Day Three of the Rocket 20 dawns and the weekenders are looking (and feeling) a little jaded, but the prospect of a third day with a darker, heavier side holds much appeal.

Opening are Bonnacons of Doom, a collective of musicians based out of Liverpool who last week announced their debut album with be out on Rocket in May. Their performances are theatrical to say the least; clad in black robes with silver disc masks reflecting the audience back at them. Musically they are complex, elements competing for attention throughout, yet somehow they manage to make this not sound chaotic. By far the stand out track from the set is latest single ‘Solus’ with its haunting vocal melodies and eerie countenance.

Upstairs the first offering of the evening is Ayn Sǿf, the solo project of Gnod’s Paddy Shine. He is joined tonight by two fellow musicians, one of which remains anonymous shrouded in a cloak. This project showcases a more subdued side to Shine, with the beauty remaining in the detail. The tantric qualities evoke a trance like state from the listeners and it is a perfect experimental showcase of talent that not many would know to experience otherwise.

Bristolians Kuro (the Japanese word for black) are the product of the experimental union between classically trained violinist Agathe Max and double bassist Gareth Turner, whose name will be familiar from this association with Anthroprophh. The duo released a self-titled LP on Rocket in November 2016 which was largely improvised. Their set today encourages many curious listeners to edge forward, and the raw power and beauty of the music makes one think it would be better suited to a film score than the festival circuit. The tracks are painfully haunting and evoke a sense of melancholy as it fluctuates, ‘The Hierophant’ is a particular beautiful track and having experienced this live many feel a sense of transcendence.

The next solo entity comes in the form of Negra Branca, the project of fellow Gnodite Marlene Ribeiro. She picks up largely where Ayn Sǿf left off, with a carefully proportioned array of nob twirling, beautiful lyrics and spurts of action that take listeners by surprise in many cases. The juxtaposition of elements suits her style and the packed room sway harmoniously. Again, an act that not many would know about, Rocket have brought her here tonight and she has gone down fantastically.

Zimpel/Ziołek who are not a Rocket band, join the festival this weekend to make their first UK live appearance. The Polish duo are rooted in improvisation, with limited vocal elements and an overall folk style that channels their roots. They are interesting entity and break up the heavy sound which has dominated so far with a superbly executed set which is certain to have earnt them a few more fans.

Anthroprophh, comprised of Jesse Webb, Gareth Turner (The Big Naturals) and Paul Allen (The Heads) are a huge draw on todays bill, and with an album release, OMEGAVILLE, imminent, expectations are high.
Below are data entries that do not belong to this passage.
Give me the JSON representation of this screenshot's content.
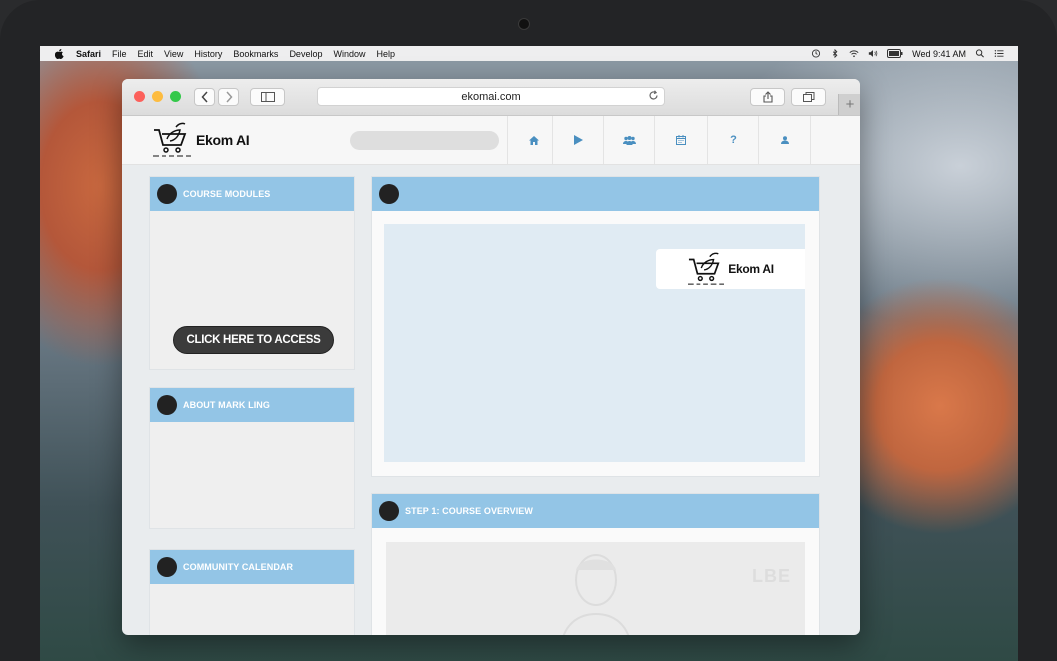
{
  "menubar": {
    "app": "Safari",
    "items": [
      "File",
      "Edit",
      "View",
      "History",
      "Bookmarks",
      "Develop",
      "Window",
      "Help"
    ],
    "clock": "Wed 9:41 AM"
  },
  "browser": {
    "url": "ekomai.com"
  },
  "site": {
    "brand": "Ekom AI",
    "nav": [
      "home-icon",
      "play-icon",
      "users-icon",
      "calendar-icon",
      "?",
      "user-icon"
    ]
  },
  "panels": {
    "course_modules": {
      "title": "COURSE MODULES",
      "button": "CLICK HERE TO ACCESS"
    },
    "about": {
      "title": "ABOUT MARK LING"
    },
    "calendar": {
      "title": "COMMUNITY CALENDAR"
    },
    "main": {
      "title": ""
    },
    "step1": {
      "title": "STEP 1: COURSE OVERVIEW",
      "video_watermark": "LBE"
    }
  },
  "colors": {
    "panel_header": "#93c5e6",
    "nav_icon": "#4a8fc0",
    "button_bg": "#3b3b3b"
  }
}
Their set is loud and heavy from the offset, like we would expect anything else, and it has an almost instantaneous head bobbing effect. Don’t let the volume fool you though, there are finer elements are work here from the motoric drumming leading to Can invocations, to the guitar runs, the intense bass lines and all overlaid with a distinct vocal drawl. Their long association with Rocket holds them in good esteem and if the cheers and sweaty bodies in the room are anything to go by, they’ve been well received.

Tonight’s headliners are Salfordians Gnod, who have a lengthy association with Rocket going back to 2011 with some five LP releases under their belt; INGNODWETRUST, Chaudelande, Infinity Machines, Mirror and Just Say No to the Psycho Right-Wing Capitalist Fascist Industrial Death Machine. Expectations are high for their set, and they do not disappoint. ‘Bodies for Money’ undoubtedly steals the show with its explosive countenance and rolling riffs which control from the second they are released. They leave the stage to swathes of cheers and applause, with Paddy singing Happy Birthday to Rocket, which is a nice touch that I’m certain they’ll appreciate.

And with that, it’s all over. Johnny and Chris should be incredibly proud of what they have accomplished here this weekend, with barely a hitch to speak of. Superb performances from a fascinating array of artists who appeal to every taste. All that’s left to say is Cheers Rocket, here’s to 20 more!